The supereon, which is made up of aeons, is the biggest unit. Eons are further subdivided into eras, which are further subdivided into periods, epochs, and ages.
Humans have split the day into 24 hours for a long time. The hour, however, was split into 40 seconds rather than 60 minutes as it is now.
One yoctosecond is one trillionth of a trillionth of a second (10–24 s) and is roughly equivalent to the time it takes light to traverse an atomic nucleus. Indeed, the researchers believe that such pulses might be utilised to analyse ultrafast events occurring inside nuclei.
One quadrillionth of a second is referred to as a femtosecond. One trillionth of a second is referred to as a picosecond. One billionth of a second is referred to as a nanosecond. One millionth of a second is referred to as a microsecond.
A team of researchers at the University of Central Florida has created the quickest light pulse ever created, a 53-attosecond X-ray burst. An attosecond is unfathomably rapid at one-quintillionth of a second. Light travels less than one-thousandth of the diameter of a human hair in 53 attoseconds.
Attosecond precision measurements allow researchers to examine motion at a subatomic scale, which is critical for understanding basic physics phenomena such as light-matter interactions. However, such measurements are presently only attainable in world-class laser facilities.
Seconds were originally calculated by breaking astronomical occurrences into smaller pieces, with the International System of Units (SI) defining the second as a fraction of the mean solar day at one point and subsequently connecting it to the tropical year.
Mississippi is one of numerous words used in casual time keeping to approximate one second.
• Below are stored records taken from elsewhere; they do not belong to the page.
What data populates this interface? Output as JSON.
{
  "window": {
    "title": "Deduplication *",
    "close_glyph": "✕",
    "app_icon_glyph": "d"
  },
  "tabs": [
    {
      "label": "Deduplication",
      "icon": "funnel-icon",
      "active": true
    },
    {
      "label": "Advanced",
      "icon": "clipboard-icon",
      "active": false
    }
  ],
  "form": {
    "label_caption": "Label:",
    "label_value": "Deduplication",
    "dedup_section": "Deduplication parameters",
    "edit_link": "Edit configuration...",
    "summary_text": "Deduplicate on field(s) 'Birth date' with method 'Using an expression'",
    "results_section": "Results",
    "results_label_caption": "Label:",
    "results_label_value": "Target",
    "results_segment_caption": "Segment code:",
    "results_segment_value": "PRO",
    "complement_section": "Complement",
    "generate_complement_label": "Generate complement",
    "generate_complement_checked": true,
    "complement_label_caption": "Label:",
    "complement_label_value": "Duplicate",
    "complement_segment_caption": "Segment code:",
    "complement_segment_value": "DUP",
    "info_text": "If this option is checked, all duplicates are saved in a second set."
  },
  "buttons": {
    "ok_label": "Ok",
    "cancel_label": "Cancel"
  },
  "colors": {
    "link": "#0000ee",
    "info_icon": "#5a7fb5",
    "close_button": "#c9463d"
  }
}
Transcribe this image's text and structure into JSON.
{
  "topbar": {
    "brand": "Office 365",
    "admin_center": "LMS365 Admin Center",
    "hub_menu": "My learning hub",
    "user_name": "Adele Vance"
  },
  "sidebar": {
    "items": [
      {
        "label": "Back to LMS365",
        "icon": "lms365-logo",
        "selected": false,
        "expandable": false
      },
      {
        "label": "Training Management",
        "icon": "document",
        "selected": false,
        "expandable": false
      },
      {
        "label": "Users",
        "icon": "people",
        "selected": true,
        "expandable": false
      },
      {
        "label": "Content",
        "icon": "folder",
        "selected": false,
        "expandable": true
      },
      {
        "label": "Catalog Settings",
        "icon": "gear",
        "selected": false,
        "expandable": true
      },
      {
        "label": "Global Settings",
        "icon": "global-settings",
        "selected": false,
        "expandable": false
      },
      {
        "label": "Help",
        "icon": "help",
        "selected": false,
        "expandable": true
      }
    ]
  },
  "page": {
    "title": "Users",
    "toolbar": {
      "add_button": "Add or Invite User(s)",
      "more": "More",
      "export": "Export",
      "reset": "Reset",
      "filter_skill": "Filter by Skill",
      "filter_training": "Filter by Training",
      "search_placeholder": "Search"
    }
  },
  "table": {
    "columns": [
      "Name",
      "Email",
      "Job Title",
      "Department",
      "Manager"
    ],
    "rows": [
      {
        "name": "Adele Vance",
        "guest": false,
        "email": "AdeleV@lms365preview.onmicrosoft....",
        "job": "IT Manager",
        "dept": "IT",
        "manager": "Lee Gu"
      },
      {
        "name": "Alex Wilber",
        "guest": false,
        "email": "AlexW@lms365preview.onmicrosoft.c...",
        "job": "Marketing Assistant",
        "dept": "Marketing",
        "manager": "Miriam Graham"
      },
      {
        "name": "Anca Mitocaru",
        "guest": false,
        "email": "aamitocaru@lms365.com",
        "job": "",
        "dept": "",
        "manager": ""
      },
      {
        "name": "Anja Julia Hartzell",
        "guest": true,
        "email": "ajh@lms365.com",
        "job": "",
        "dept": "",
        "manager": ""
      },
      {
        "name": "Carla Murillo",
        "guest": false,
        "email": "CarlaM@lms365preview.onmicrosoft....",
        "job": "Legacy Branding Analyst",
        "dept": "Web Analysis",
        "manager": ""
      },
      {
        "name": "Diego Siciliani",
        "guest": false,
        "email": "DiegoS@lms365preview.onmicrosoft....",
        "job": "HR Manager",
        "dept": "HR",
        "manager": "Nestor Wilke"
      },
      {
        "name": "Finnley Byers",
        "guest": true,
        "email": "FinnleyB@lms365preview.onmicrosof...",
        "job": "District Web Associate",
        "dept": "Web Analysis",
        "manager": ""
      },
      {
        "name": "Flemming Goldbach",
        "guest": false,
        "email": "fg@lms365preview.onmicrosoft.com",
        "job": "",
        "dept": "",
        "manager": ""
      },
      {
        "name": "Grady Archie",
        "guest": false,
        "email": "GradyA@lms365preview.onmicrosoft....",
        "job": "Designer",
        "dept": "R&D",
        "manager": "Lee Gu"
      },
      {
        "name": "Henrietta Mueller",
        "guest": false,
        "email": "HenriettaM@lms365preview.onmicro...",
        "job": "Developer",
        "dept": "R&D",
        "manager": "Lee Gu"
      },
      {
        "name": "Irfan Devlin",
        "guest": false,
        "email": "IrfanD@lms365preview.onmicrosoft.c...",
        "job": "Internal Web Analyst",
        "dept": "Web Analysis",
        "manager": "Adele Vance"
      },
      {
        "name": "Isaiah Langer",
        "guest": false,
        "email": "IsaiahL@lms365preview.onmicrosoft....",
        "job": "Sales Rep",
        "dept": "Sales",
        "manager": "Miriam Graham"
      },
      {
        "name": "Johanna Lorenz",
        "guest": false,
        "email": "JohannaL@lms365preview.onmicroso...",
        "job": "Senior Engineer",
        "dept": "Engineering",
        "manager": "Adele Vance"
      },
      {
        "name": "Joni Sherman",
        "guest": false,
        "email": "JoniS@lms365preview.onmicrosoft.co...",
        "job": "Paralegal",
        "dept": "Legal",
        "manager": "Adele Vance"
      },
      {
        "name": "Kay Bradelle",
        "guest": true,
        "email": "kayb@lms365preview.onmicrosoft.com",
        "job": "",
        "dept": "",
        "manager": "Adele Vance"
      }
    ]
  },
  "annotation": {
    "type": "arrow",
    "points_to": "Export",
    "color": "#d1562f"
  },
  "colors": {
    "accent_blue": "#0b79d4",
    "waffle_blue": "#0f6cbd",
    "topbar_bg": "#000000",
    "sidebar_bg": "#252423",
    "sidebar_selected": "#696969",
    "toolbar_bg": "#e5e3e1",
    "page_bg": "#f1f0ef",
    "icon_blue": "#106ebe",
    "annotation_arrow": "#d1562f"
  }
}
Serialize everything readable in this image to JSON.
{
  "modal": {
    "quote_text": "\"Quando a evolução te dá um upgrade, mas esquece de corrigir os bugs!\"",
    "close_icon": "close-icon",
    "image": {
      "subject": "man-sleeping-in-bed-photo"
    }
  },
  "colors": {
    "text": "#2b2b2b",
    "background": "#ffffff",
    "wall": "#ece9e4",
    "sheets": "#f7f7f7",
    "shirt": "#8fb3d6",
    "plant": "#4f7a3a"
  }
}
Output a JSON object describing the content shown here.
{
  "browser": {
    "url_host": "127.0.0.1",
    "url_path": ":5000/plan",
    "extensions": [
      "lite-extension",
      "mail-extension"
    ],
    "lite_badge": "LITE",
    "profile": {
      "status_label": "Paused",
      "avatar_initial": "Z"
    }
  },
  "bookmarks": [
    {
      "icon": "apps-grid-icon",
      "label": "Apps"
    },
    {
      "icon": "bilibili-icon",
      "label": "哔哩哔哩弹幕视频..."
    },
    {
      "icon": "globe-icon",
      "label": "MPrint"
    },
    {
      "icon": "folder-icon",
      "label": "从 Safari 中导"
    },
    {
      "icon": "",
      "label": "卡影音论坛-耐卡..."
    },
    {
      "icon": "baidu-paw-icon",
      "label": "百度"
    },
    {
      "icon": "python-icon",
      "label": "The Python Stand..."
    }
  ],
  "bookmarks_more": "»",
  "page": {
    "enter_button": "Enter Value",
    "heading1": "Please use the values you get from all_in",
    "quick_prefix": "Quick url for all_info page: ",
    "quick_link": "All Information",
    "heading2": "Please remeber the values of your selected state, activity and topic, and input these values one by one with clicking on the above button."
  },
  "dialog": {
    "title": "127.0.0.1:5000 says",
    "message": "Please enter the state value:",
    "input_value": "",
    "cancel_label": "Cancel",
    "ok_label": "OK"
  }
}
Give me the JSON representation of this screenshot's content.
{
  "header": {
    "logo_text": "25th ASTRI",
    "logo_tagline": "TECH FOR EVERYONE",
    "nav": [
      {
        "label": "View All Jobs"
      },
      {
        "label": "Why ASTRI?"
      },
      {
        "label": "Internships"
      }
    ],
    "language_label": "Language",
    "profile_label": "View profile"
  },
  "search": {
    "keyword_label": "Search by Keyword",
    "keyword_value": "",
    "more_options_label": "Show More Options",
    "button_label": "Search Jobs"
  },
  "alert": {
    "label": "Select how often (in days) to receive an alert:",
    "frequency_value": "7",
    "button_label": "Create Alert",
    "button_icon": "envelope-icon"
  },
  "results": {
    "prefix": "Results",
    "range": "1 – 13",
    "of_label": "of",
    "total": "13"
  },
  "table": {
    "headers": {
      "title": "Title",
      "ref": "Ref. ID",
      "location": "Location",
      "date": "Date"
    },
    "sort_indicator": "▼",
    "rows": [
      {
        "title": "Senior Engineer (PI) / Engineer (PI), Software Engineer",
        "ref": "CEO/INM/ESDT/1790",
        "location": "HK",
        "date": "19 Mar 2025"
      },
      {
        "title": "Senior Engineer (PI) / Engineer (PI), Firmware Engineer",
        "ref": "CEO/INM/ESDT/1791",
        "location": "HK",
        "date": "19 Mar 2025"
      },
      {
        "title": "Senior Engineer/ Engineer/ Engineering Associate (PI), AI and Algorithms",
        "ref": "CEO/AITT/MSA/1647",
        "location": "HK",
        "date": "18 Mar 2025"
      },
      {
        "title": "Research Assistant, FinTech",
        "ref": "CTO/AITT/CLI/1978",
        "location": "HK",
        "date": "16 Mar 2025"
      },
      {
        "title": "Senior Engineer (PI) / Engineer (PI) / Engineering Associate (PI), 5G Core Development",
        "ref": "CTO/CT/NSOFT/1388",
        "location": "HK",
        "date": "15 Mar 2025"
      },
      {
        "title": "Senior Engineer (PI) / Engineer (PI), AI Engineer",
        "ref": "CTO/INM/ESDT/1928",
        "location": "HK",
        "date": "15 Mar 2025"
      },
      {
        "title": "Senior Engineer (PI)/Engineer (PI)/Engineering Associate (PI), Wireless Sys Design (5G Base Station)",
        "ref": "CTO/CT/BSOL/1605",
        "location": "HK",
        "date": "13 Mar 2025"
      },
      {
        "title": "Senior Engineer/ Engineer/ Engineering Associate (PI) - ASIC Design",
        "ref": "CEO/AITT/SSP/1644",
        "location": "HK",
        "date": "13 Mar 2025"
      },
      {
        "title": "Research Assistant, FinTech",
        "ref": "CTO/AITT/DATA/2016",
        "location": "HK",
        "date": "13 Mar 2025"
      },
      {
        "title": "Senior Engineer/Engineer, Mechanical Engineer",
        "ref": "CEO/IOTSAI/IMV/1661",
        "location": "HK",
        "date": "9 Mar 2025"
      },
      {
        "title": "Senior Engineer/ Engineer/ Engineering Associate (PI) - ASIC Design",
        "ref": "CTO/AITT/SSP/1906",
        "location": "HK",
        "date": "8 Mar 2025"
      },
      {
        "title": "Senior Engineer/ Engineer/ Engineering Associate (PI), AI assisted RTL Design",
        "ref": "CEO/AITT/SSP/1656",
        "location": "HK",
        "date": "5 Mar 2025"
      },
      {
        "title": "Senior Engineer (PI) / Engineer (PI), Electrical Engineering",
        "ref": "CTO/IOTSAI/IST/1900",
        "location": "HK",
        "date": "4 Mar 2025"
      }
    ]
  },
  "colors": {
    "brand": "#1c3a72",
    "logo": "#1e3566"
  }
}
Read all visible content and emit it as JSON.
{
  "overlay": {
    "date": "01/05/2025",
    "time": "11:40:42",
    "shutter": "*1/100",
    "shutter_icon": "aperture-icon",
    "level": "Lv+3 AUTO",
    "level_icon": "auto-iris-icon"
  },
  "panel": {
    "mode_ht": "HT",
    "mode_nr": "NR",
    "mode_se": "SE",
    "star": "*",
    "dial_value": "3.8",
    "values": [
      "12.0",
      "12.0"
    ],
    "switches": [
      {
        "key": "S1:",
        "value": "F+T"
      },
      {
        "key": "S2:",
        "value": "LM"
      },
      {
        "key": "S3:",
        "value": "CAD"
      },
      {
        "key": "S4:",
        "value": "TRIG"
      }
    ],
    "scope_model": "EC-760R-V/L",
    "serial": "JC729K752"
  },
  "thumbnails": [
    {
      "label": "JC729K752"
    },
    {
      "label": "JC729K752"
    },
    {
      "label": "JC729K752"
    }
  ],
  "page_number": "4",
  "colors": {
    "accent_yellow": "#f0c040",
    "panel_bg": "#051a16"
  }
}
That instance, if you count to five “Mississippily,” you will have counted five seconds. Outside of North America, as you would expect, this is not particularly frequent.
Large creatures with few or no predators (imagine enormous blue whales) don’t need to spend energy on quick reactions, therefore they live their lives in hyperdrive. They can afford to forget about their surroundings since nothing will harm them. Overall, humans are sluggish in terms of perception.
As a result, we lose out on a lot of the little things that happen around us. If you’re inquisitive and want to see for yourself what you’re losing out on, watch this video on Curiosity Stream, which depicts what the world might look like if people had quicker perception.